Filter by the string "WHERE": return the lines of the material that contain it.

++++ Material for this task ++++

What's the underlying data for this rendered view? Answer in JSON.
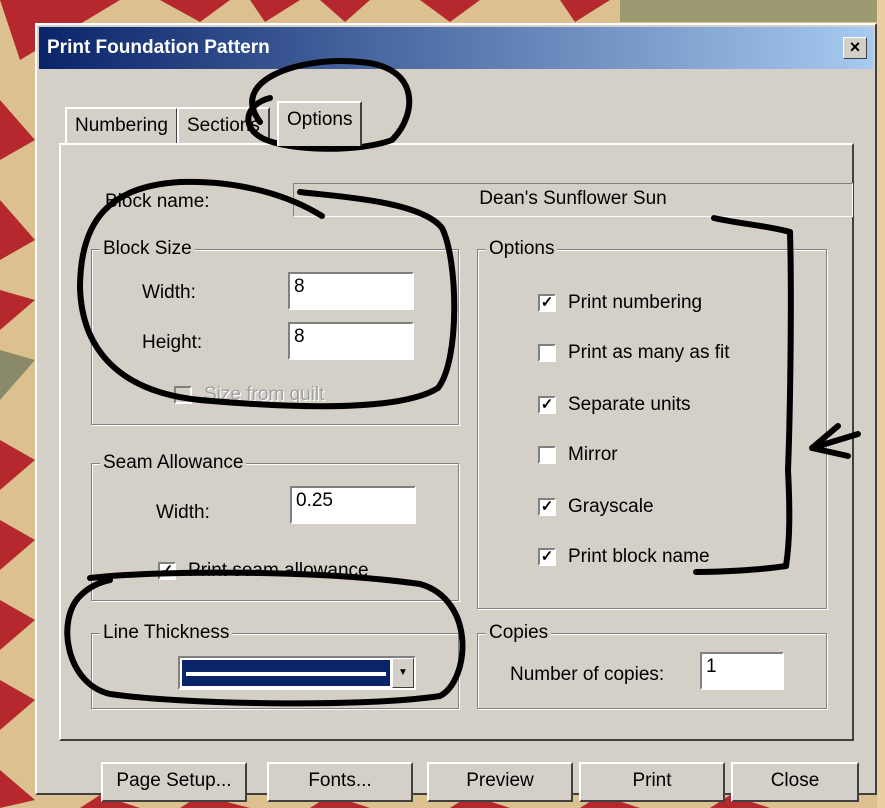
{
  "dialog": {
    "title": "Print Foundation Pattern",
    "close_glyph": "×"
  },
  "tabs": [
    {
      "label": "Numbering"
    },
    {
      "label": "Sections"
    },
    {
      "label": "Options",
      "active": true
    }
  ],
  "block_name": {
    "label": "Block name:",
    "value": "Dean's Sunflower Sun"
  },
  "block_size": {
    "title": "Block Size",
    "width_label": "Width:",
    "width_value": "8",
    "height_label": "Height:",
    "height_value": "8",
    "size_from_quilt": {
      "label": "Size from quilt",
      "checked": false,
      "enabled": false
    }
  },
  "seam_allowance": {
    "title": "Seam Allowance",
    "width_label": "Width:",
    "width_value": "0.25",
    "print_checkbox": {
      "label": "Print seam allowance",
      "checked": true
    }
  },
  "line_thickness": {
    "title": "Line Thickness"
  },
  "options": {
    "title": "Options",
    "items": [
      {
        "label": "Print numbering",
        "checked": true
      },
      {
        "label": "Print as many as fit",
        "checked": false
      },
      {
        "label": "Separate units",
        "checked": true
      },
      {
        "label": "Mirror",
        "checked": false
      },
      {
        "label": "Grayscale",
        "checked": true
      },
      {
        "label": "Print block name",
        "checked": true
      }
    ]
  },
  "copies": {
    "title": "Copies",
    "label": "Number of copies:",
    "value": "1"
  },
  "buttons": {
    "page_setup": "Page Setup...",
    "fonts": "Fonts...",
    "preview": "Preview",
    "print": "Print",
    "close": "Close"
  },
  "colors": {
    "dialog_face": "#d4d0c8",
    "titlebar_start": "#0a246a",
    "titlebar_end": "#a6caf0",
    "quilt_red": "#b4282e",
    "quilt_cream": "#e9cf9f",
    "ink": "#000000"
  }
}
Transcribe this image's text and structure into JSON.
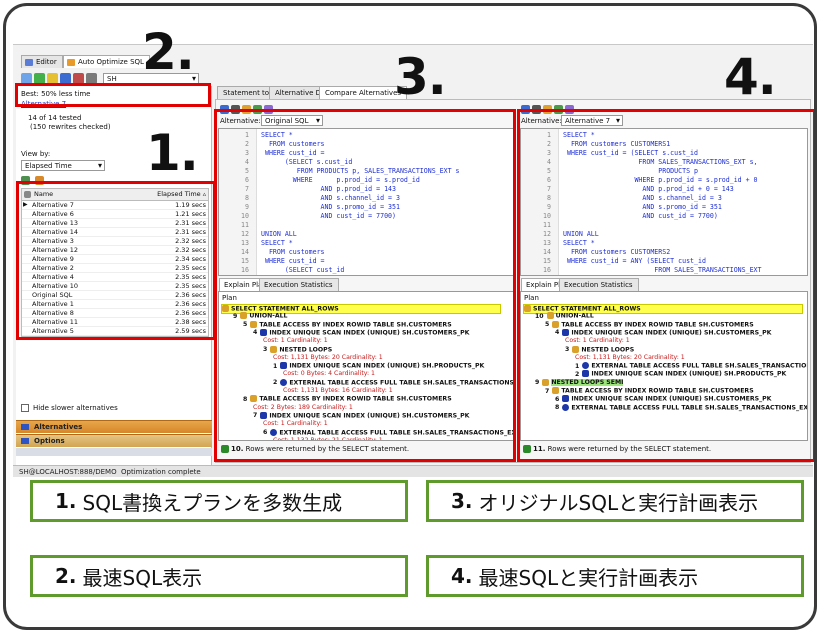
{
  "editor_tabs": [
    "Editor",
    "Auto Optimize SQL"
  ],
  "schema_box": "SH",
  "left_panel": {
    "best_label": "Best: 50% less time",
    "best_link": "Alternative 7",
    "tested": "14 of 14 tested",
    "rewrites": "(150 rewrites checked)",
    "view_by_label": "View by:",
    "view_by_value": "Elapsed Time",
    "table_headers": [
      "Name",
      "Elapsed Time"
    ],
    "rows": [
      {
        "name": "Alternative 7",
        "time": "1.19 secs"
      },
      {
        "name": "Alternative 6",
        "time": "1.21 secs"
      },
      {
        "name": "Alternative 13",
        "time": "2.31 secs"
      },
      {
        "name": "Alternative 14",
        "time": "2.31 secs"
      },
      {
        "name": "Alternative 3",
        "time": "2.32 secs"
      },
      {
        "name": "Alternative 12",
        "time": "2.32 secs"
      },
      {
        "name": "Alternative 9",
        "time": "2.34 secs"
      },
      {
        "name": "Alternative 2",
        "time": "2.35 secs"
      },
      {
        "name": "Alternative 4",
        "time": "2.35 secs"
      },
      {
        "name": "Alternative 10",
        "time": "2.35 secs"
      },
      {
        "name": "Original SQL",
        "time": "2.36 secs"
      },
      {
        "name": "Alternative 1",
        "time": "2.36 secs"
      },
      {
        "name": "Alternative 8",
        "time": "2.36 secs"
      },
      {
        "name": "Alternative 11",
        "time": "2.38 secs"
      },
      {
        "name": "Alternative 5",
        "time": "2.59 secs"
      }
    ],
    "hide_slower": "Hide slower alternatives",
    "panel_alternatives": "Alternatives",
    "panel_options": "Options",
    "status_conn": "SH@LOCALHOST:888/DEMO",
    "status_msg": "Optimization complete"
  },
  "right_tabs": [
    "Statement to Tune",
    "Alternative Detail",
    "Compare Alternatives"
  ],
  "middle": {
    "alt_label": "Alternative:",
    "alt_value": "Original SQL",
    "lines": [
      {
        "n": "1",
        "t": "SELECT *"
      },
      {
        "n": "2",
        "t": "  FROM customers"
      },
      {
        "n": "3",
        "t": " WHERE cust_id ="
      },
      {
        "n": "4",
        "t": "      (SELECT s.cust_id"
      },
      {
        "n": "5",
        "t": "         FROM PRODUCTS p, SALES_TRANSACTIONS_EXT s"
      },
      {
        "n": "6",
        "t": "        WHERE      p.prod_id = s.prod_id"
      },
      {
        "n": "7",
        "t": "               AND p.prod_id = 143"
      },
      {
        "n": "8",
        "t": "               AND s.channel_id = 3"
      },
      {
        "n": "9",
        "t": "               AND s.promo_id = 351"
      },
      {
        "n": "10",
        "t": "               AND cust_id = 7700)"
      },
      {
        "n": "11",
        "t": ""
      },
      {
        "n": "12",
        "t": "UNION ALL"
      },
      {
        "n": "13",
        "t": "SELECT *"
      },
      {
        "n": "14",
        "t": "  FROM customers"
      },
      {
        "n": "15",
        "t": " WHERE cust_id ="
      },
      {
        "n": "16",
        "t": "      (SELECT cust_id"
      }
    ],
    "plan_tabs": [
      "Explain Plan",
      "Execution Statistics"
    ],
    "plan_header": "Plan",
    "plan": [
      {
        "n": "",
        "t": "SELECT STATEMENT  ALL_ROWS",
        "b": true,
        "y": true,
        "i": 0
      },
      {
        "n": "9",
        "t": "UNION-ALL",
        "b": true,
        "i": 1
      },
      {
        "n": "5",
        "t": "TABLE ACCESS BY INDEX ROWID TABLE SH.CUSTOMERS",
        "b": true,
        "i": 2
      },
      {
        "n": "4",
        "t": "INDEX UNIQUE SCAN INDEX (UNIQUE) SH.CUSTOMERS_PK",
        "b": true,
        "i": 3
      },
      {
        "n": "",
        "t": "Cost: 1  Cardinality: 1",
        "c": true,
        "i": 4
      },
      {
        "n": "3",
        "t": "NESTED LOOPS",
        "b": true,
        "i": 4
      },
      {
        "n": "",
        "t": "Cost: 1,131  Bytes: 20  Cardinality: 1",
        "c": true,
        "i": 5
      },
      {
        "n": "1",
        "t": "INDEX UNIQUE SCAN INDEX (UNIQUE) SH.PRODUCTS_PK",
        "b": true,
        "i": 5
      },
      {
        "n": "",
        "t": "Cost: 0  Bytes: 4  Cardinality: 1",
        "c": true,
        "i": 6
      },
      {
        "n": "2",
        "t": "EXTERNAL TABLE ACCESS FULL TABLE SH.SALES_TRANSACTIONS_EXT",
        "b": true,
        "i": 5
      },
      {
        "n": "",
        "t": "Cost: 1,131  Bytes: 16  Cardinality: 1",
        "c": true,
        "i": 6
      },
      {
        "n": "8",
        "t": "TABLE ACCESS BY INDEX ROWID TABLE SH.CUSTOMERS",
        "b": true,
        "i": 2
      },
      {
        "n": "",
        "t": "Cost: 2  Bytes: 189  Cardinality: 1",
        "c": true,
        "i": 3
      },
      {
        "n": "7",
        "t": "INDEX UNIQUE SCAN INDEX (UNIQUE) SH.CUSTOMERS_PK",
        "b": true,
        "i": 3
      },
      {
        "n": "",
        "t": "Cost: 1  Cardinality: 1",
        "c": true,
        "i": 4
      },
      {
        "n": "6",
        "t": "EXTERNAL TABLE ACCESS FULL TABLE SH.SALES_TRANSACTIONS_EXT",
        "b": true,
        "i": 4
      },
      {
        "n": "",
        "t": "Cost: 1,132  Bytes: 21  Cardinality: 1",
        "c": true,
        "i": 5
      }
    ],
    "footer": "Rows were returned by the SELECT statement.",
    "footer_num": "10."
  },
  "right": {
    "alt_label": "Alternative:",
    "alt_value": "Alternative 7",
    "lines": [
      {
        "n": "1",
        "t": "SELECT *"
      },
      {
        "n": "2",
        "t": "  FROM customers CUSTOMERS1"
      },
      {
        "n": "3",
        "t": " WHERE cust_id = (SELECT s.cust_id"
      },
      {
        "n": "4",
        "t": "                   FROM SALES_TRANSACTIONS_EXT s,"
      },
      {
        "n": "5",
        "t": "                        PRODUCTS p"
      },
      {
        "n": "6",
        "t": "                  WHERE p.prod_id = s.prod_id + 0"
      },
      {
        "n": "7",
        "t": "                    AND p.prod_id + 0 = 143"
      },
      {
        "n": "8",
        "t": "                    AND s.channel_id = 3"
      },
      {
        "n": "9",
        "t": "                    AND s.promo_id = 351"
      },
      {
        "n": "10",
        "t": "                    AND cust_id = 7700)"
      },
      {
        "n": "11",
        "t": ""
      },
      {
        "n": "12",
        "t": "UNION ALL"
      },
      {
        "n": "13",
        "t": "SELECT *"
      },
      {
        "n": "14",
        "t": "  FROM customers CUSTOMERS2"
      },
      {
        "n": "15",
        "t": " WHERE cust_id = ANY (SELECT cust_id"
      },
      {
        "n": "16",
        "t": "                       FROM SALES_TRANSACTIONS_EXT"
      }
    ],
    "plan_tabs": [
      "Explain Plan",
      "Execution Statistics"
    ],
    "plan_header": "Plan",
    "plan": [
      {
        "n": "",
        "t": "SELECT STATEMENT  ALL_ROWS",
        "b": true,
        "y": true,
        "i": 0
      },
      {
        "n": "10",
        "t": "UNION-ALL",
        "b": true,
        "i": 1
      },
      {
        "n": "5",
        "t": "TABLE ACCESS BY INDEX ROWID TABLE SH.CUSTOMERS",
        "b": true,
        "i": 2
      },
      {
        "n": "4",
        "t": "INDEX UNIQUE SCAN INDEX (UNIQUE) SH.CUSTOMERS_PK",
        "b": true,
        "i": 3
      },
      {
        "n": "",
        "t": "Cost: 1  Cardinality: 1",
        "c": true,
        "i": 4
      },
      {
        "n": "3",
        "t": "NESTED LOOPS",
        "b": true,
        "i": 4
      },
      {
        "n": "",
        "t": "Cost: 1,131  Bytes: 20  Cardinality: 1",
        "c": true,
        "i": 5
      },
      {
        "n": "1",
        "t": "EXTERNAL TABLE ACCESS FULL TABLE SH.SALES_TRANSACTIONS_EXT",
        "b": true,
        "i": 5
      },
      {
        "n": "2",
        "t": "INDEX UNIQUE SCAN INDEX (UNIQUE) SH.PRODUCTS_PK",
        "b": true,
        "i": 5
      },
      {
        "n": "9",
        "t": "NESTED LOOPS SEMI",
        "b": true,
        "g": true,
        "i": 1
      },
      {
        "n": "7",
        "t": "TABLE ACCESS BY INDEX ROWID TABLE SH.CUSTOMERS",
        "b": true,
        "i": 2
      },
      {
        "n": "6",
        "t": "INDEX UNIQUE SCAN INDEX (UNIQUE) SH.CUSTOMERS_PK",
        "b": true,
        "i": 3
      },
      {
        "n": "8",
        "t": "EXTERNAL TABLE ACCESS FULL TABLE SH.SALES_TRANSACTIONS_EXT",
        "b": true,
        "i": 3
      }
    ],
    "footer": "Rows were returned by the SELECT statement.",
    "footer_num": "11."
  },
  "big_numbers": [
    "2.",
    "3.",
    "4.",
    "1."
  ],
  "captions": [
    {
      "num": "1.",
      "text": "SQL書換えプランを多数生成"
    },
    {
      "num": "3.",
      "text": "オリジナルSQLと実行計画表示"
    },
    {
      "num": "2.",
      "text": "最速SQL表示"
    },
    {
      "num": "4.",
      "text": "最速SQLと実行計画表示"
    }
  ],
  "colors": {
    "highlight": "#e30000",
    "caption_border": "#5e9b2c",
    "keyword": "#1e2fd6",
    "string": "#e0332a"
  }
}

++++

* _Finished exercise_:
        "t": " WHERE cust_id ="
        "t": "        WHERE      p.prod_id = s.prod_id"
        "t": " WHERE cust_id ="
        "t": " WHERE cust_id = (SELECT s.cust_id"
        "t": "                  WHERE p.prod_id = s.prod_id + 0"
        "t": " WHERE cust_id = ANY (SELECT cust_id"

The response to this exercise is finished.